Page and application data records:
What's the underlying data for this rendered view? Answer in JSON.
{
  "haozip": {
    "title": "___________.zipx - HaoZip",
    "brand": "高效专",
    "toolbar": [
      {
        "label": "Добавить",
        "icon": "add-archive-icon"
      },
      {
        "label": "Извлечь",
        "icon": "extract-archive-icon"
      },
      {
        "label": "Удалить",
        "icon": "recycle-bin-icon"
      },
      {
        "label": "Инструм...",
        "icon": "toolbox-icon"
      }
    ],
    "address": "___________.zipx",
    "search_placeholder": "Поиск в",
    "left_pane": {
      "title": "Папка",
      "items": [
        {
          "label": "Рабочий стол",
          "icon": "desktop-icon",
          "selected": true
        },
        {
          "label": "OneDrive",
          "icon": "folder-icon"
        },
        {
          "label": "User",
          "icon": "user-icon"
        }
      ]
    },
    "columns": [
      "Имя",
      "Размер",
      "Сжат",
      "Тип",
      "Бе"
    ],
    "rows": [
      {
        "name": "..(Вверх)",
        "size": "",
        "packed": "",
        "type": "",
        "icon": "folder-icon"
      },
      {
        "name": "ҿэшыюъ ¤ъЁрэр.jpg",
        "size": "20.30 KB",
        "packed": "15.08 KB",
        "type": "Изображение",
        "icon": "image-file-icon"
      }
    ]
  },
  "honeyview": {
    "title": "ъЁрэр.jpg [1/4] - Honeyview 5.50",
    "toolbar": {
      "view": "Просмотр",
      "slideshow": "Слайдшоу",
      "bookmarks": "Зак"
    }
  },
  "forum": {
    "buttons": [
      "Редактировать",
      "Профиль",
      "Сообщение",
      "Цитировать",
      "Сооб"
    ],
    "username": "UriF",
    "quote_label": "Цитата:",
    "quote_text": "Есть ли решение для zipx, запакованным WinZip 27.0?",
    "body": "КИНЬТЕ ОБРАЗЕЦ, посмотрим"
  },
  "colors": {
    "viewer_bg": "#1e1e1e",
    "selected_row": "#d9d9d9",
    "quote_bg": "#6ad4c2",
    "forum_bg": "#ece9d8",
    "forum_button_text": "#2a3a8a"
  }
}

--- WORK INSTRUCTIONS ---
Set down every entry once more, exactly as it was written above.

--- ANSWER TO THE EXERCISE ---
What's the underlying data for this rendered view? Answer in JSON.
{
  "haozip": {
    "title": "___________.zipx - HaoZip",
    "brand": "高效专",
    "toolbar": [
      {
        "label": "Добавить",
        "icon": "add-archive-icon"
      },
      {
        "label": "Извлечь",
        "icon": "extract-archive-icon"
      },
      {
        "label": "Удалить",
        "icon": "recycle-bin-icon"
      },
      {
        "label": "Инструм...",
        "icon": "toolbox-icon"
      }
    ],
    "address": "___________.zipx",
    "search_placeholder": "Поиск в",
    "left_pane": {
      "title": "Папка",
      "items": [
        {
          "label": "Рабочий стол",
          "icon": "desktop-icon",
          "selected": true
        },
        {
          "label": "OneDrive",
          "icon": "folder-icon"
        },
        {
          "label": "User",
          "icon": "user-icon"
        }
      ]
    },
    "columns": [
      "Имя",
      "Размер",
      "Сжат",
      "Тип",
      "Бе"
    ],
    "rows": [
      {
        "name": "..(Вверх)",
        "size": "",
        "packed": "",
        "type": "",
        "icon": "folder-icon"
      },
      {
        "name": "ҿэшыюъ ¤ъЁрэр.jpg",
        "size": "20.30 KB",
        "packed": "15.08 KB",
        "type": "Изображение",
        "icon": "image-file-icon"
      }
    ]
  },
  "honeyview": {
    "title": "ъЁрэр.jpg [1/4] - Honeyview 5.50",
    "toolbar": {
      "view": "Просмотр",
      "slideshow": "Слайдшоу",
      "bookmarks": "Зак"
    }
  },
  "forum": {
    "buttons": [
      "Редактировать",
      "Профиль",
      "Сообщение",
      "Цитировать",
      "Сооб"
    ],
    "username": "UriF",
    "quote_label": "Цитата:",
    "quote_text": "Есть ли решение для zipx, запакованным WinZip 27.0?",
    "body": "КИНЬТЕ ОБРАЗЕЦ, посмотрим"
  },
  "colors": {
    "viewer_bg": "#1e1e1e",
    "selected_row": "#d9d9d9",
    "quote_bg": "#6ad4c2",
    "forum_bg": "#ece9d8",
    "forum_button_text": "#2a3a8a"
  }
}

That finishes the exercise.